Brown’s father, Paul Brown, was the originator of a successful art festival on the street in the mid to late 2000s. Brown said she wanted to re-establish the event to bring arts back closer to the community and residents who live around the gallery.
“I took tips from my father, but am also doing it all in my own style,” she said.
More than 50 vendors set up shop in Oliver between Schenk and Robinson streets for the festival, which celebrated the one year anniversary of the opening of Project 308. Many of the artists who took part Saturday have displayed their art at the gallery, Brown said.
After a year of success, she said she was happy to celebrate.
“We have expanded a lot since the first show, and everything has been going very well,” she said. “I just feel so lucky that I am able to do this ... some cities wouldn’t allow you to close streets and have a fest, but everyone here has been so helpful.”
Vendors at the event offered a huge range of creations, including handmade clothing, jewelry, paintings and photographs. Sherri Marranca, who was the first artist to display her work at Project 308, was one of the artists on hand Saturday.
Marranca started painting about 10 years ago after being inspired to create work that her young daughter, who is blind, can appreciate. She has since been featured on the “Today” show.

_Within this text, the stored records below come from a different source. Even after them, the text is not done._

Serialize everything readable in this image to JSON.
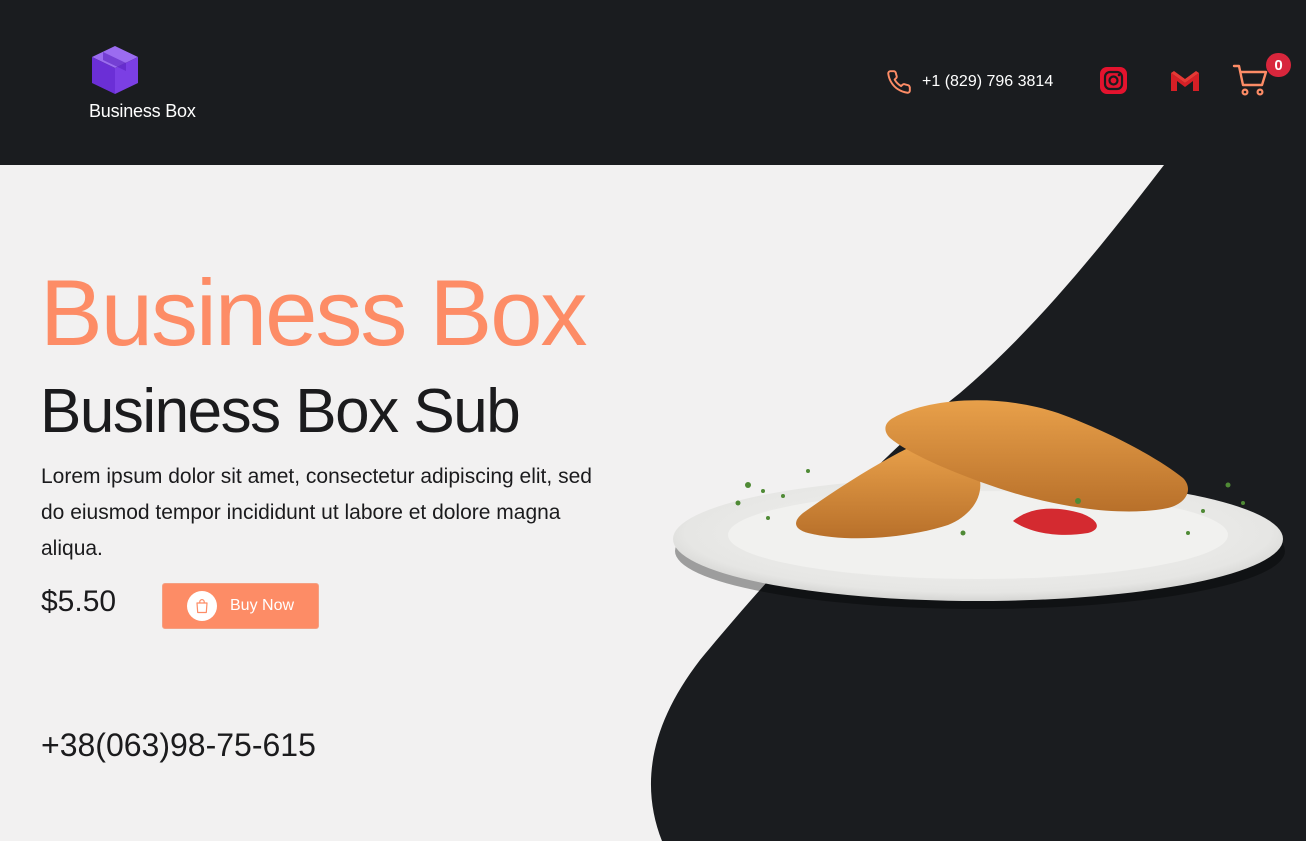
{
  "header": {
    "logo_text": "Business Box",
    "phone": "+1 (829) 796 3814",
    "cart_count": "0",
    "icons": [
      "box-logo-icon",
      "phone-icon",
      "instagram-icon",
      "gmail-icon",
      "cart-icon"
    ]
  },
  "hero": {
    "title": "Business Box",
    "subtitle": "Business Box Sub",
    "description": "Lorem ipsum dolor sit amet, consectetur adipiscing elit, sed do eiusmod tempor incididunt ut labore et dolore magna aliqua.",
    "price": "$5.50",
    "buy_label": "Buy Now",
    "contact_phone": "+38(063)98-75-615"
  },
  "colors": {
    "accent": "#fd8c66",
    "dark": "#1a1c1f",
    "light_bg": "#f2f1f1",
    "badge": "#d8263c",
    "logo_purple": "#7b3fe4"
  }
}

“Everything is very durable, and everything has texture so you can touch it to experience it,” she said.
Kailee Brohman, another painter, was publicly displaying her art for the first time Saturday. She was thankful and nervous for the opportunity, but also expressed gratitude for all that Brown has down for the area.
“I just love what she is bringing to North Tonawanda,” she said. “Normally, you have to go downtown for something like this, but now, thanks to her, it’s right here.”
Attendees on Saturday also got to grab a bite to eat from Lumber Jake’s Burgers and Shakes, and try some wine from The Traveling Vineyard. Performances were put on by the Marjorie Blakely Dance Studio and Danceamour, and two glassblowers, Jason Rochevot and Aaron Brown, were also there to entertain the crowd. And kids also got the chance to exercise their creative side by painting at a children’s station at the event.
Although Brown is looking for a full-time job and may reduce her time at the gallery, she knows she wants to continue her work with Project 308 and put on another festival.
“Regardless, I want to do this again, and learn from what went well this year and what I could improve upon,” she said. “It’s a lot of fun.”
Contact reporterJessica Bagley at 693-1000 ext. 4150, or follow her on Twitter @JessicaLBagley